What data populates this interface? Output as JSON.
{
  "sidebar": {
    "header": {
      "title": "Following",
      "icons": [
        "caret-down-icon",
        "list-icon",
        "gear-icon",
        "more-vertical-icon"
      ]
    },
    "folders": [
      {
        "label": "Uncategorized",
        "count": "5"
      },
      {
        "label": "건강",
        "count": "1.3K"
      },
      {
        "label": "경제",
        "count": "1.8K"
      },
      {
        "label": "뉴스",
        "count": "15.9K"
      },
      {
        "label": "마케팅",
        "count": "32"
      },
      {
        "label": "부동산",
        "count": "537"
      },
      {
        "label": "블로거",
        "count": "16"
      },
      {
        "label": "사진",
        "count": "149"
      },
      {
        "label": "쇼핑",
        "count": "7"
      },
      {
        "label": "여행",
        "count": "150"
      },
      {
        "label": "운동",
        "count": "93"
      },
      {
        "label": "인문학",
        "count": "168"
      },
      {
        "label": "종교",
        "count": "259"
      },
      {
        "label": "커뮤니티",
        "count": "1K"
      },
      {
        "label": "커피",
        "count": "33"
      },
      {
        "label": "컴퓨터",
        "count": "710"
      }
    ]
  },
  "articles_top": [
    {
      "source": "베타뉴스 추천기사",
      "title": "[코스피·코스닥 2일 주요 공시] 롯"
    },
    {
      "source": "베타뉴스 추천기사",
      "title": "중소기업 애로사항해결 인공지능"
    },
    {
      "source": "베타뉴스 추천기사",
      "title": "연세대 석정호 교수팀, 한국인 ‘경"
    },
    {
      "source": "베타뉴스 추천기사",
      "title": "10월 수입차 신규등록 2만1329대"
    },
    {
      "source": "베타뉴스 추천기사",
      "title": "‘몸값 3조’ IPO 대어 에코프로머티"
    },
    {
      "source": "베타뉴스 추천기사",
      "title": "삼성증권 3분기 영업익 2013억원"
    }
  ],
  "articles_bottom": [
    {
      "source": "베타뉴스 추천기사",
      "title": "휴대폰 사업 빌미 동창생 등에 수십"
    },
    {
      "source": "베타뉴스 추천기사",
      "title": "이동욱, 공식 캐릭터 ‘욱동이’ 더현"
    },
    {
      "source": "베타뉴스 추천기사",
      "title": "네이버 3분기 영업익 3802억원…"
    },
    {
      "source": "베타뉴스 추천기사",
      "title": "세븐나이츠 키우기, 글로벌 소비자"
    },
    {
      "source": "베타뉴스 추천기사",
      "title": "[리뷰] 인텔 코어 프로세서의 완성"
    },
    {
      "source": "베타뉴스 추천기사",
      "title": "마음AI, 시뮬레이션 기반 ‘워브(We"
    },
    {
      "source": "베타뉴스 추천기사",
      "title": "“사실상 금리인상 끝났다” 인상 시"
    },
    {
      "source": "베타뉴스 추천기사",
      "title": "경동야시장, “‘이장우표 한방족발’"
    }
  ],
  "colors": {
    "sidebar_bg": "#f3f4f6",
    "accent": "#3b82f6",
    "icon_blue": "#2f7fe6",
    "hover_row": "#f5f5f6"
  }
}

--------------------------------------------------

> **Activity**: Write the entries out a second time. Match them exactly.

> **Task solution**:
What data populates this interface? Output as JSON.
{
  "sidebar": {
    "header": {
      "title": "Following",
      "icons": [
        "caret-down-icon",
        "list-icon",
        "gear-icon",
        "more-vertical-icon"
      ]
    },
    "folders": [
      {
        "label": "Uncategorized",
        "count": "5"
      },
      {
        "label": "건강",
        "count": "1.3K"
      },
      {
        "label": "경제",
        "count": "1.8K"
      },
      {
        "label": "뉴스",
        "count": "15.9K"
      },
      {
        "label": "마케팅",
        "count": "32"
      },
      {
        "label": "부동산",
        "count": "537"
      },
      {
        "label": "블로거",
        "count": "16"
      },
      {
        "label": "사진",
        "count": "149"
      },
      {
        "label": "쇼핑",
        "count": "7"
      },
      {
        "label": "여행",
        "count": "150"
      },
      {
        "label": "운동",
        "count": "93"
      },
      {
        "label": "인문학",
        "count": "168"
      },
      {
        "label": "종교",
        "count": "259"
      },
      {
        "label": "커뮤니티",
        "count": "1K"
      },
      {
        "label": "커피",
        "count": "33"
      },
      {
        "label": "컴퓨터",
        "count": "710"
      }
    ]
  },
  "articles_top": [
    {
      "source": "베타뉴스 추천기사",
      "title": "[코스피·코스닥 2일 주요 공시] 롯"
    },
    {
      "source": "베타뉴스 추천기사",
      "title": "중소기업 애로사항해결 인공지능"
    },
    {
      "source": "베타뉴스 추천기사",
      "title": "연세대 석정호 교수팀, 한국인 ‘경"
    },
    {
      "source": "베타뉴스 추천기사",
      "title": "10월 수입차 신규등록 2만1329대"
    },
    {
      "source": "베타뉴스 추천기사",
      "title": "‘몸값 3조’ IPO 대어 에코프로머티"
    },
    {
      "source": "베타뉴스 추천기사",
      "title": "삼성증권 3분기 영업익 2013억원"
    }
  ],
  "articles_bottom": [
    {
      "source": "베타뉴스 추천기사",
      "title": "휴대폰 사업 빌미 동창생 등에 수십"
    },
    {
      "source": "베타뉴스 추천기사",
      "title": "이동욱, 공식 캐릭터 ‘욱동이’ 더현"
    },
    {
      "source": "베타뉴스 추천기사",
      "title": "네이버 3분기 영업익 3802억원…"
    },
    {
      "source": "베타뉴스 추천기사",
      "title": "세븐나이츠 키우기, 글로벌 소비자"
    },
    {
      "source": "베타뉴스 추천기사",
      "title": "[리뷰] 인텔 코어 프로세서의 완성"
    },
    {
      "source": "베타뉴스 추천기사",
      "title": "마음AI, 시뮬레이션 기반 ‘워브(We"
    },
    {
      "source": "베타뉴스 추천기사",
      "title": "“사실상 금리인상 끝났다” 인상 시"
    },
    {
      "source": "베타뉴스 추천기사",
      "title": "경동야시장, “‘이장우표 한방족발’"
    }
  ],
  "colors": {
    "sidebar_bg": "#f3f4f6",
    "accent": "#3b82f6",
    "icon_blue": "#2f7fe6",
    "hover_row": "#f5f5f6"
  }
}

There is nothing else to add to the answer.